Headers contain information about the e-mail and its origin. To view an e-mail header in Outlook open an e-mail and choose from the menu Viewà Options. Under “Internet Headers” you can see the history for an e-mail delivery path.
E-mail sent from spammers can sometime be detected by determining characteristics common to spam mail. For example you can find out if the e-mail is coming from the server that is responsible for the domain of the sender and if the e-mail contains remote images, that is images not sent with the e-mail itself.
Even a simple rule such as determining how many digits are in the sender’s e-mail address can filter out a lot of junk e-mail. This considers that real people might sometimes include a year (four digits) in their e-mail address but spammers might include more since they rely on constantly changing e-mail addresses to a avoid simpler junk mail filters that rely solely on black lists.
This method is supposed to be very effective but a lot of sophisticated spammers constantly find ways to circumvent it, for example by replacing the letter “o” with the digit zero, or by deliberately misspelling words.
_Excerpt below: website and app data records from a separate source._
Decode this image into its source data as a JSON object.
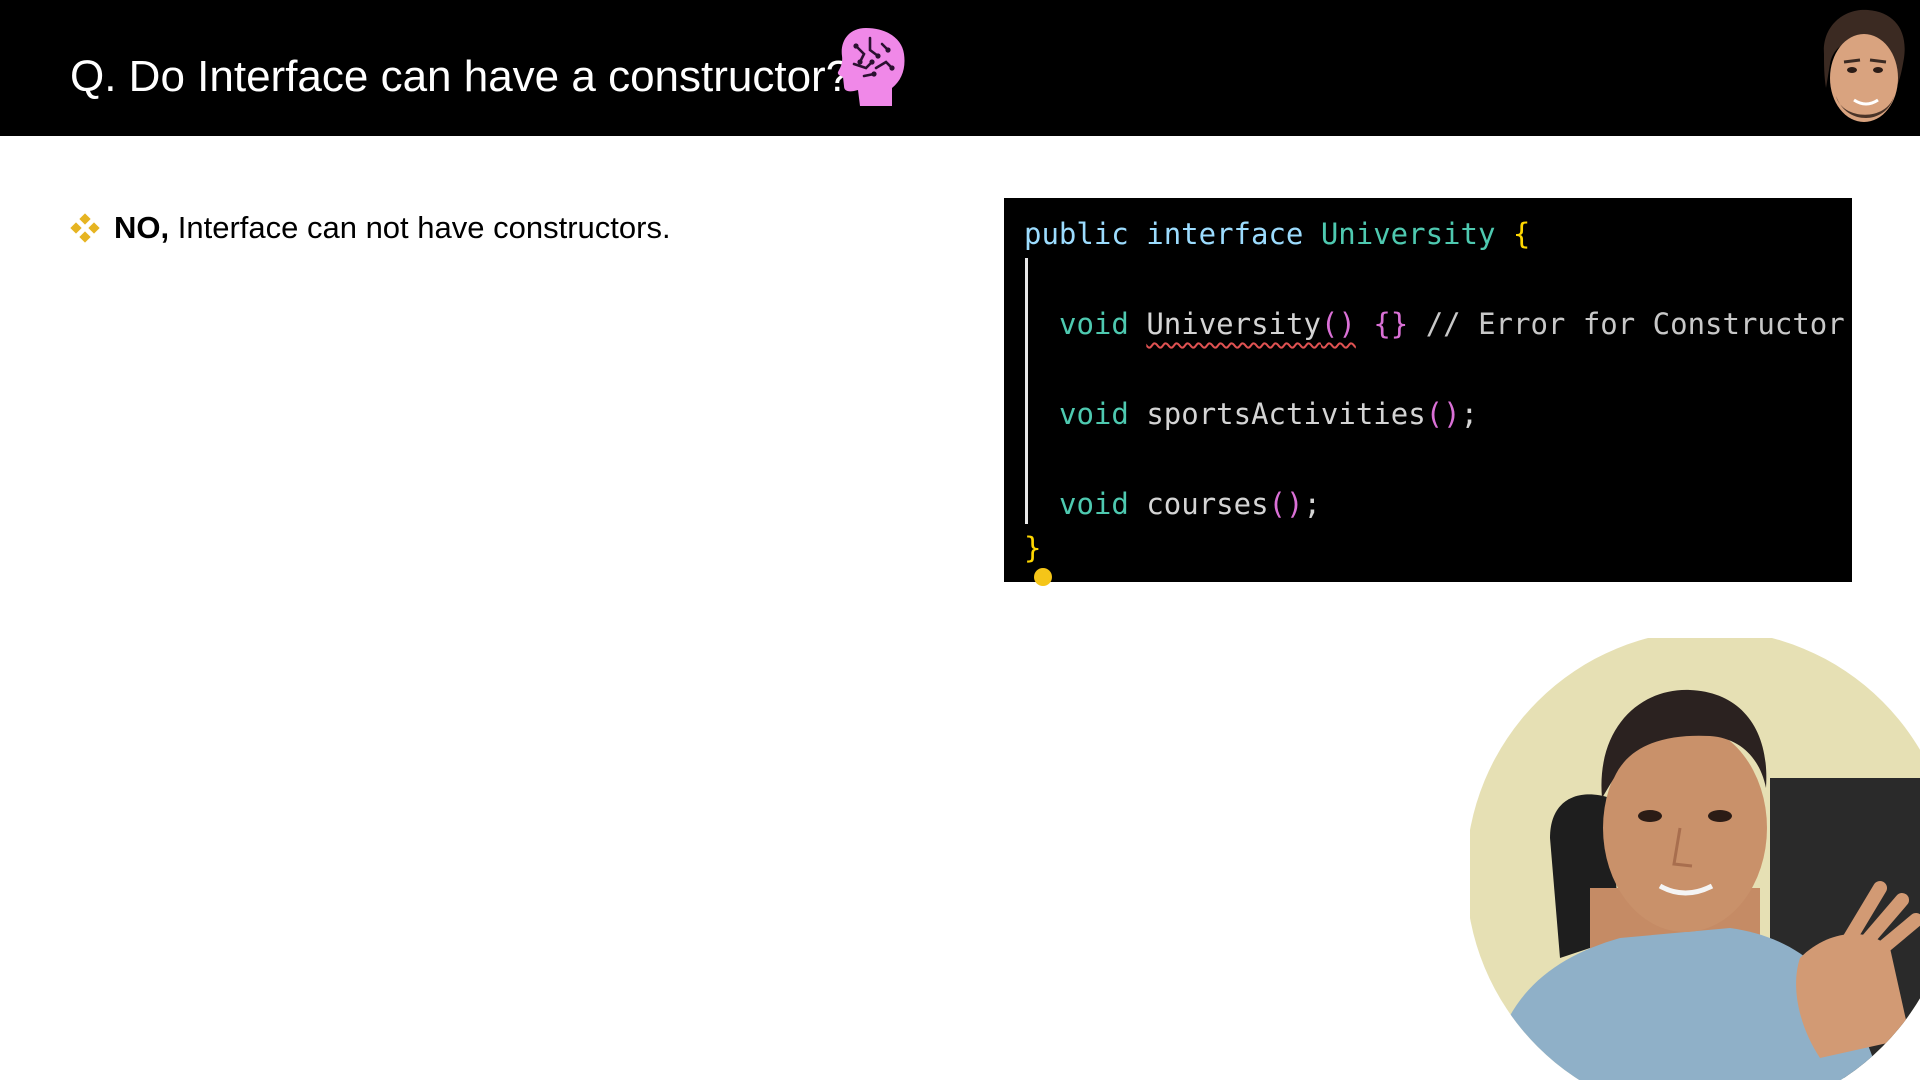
{
  "header": {
    "title": "Q. Do Interface can have a constructor?",
    "brain_icon": "brain-head-icon",
    "thumbnail": "presenter-avatar"
  },
  "bullet": {
    "icon": "diamond-bullet-icon",
    "bold": "NO,",
    "text": " Interface can not have constructors."
  },
  "code": {
    "line1": {
      "kw_public": "public",
      "kw_interface": "interface",
      "name": "University",
      "brace": "{"
    },
    "line2": {
      "kw_void": "void",
      "name": "University",
      "parens": "()",
      "braces": "{}",
      "comment": "// Error for Constructor"
    },
    "line3": {
      "kw_void": "void",
      "name": "sportsActivities",
      "parens": "()",
      "semi": ";"
    },
    "line4": {
      "kw_void": "void",
      "name": "courses",
      "parens": "()",
      "semi": ";"
    },
    "line5": {
      "brace": "}"
    }
  },
  "colors": {
    "header_bg": "#000000",
    "brain_pink": "#f088e8",
    "bullet_gold": "#e6b422",
    "code_bg": "#000000",
    "squiggle_red": "#e05252"
  }
}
Yet, this feature is handy when you want to filter spam in languages other than English, and better control spam.
Some anti-spam packages have built-in keyword list. I would go over this list and delete words that might be relevant to your business related communications. For example, most lists contain the words “casino”, but you might not want to delete this if you provide services to a real casino.
Some anti-spam packages have special algorithms to determine whether a certain e-mail is to be considered spam. What these algorithms do is analyze and compare incoming and outgoing mail with a database of know e-mail spammers. These algorithms usually require a certain amount of valid e-mail traffic (also called HAM) to create its database. This database is compared with known SPAM attributes found in unsolicited bulk e-mails to decide whether an e-mail is valid or not.
The name Bayesian filter is now a catch-all phrase for all companies using statistical analysis to determine whether mail is SPAM. The algorithms used are based on the work of Reverend Thomas Bayes (1702-1761), a mathematician who first used probability a means of calculating, from the number of times an event has not occurred, the probability that it will occur in future trials. You can read all about this algorithm in the following link:
GFI (known for their Exchange Spam Filter GFI MailEssentials) also has a nice article about Bayesian anti-spam filters:
Microsoft now provides its own free Anti-spam package for Exchange 2003 named Intelligent Mail Filter (IMF) downloadable here:
It seems like the easiest spam package to configure. With just the following dialog box in the Exchange System Manager to enable it:
A single dialog box in Exchange System Manager configures IMF:
The settings provided here are the best we could come up with but they may vary. I’ve test IMF on a couple of Exchange servers and it works well. However, it does not really work for companies with a high rate of spam mail seeing that it lacks some of the options that more sophisticated ant-spam programs do.
Configuring anti-spam packages needs to be tailored to your needs and requires some knowledge of mail. Enabling all the features will simply not cut it since it might provide more false positives than necessary. You can’t block all the spam mail as you cannot totally prevent false positives but understanding how anti-spam works can help you manage spam enough to make your life easier and you’re the company employee’s happy.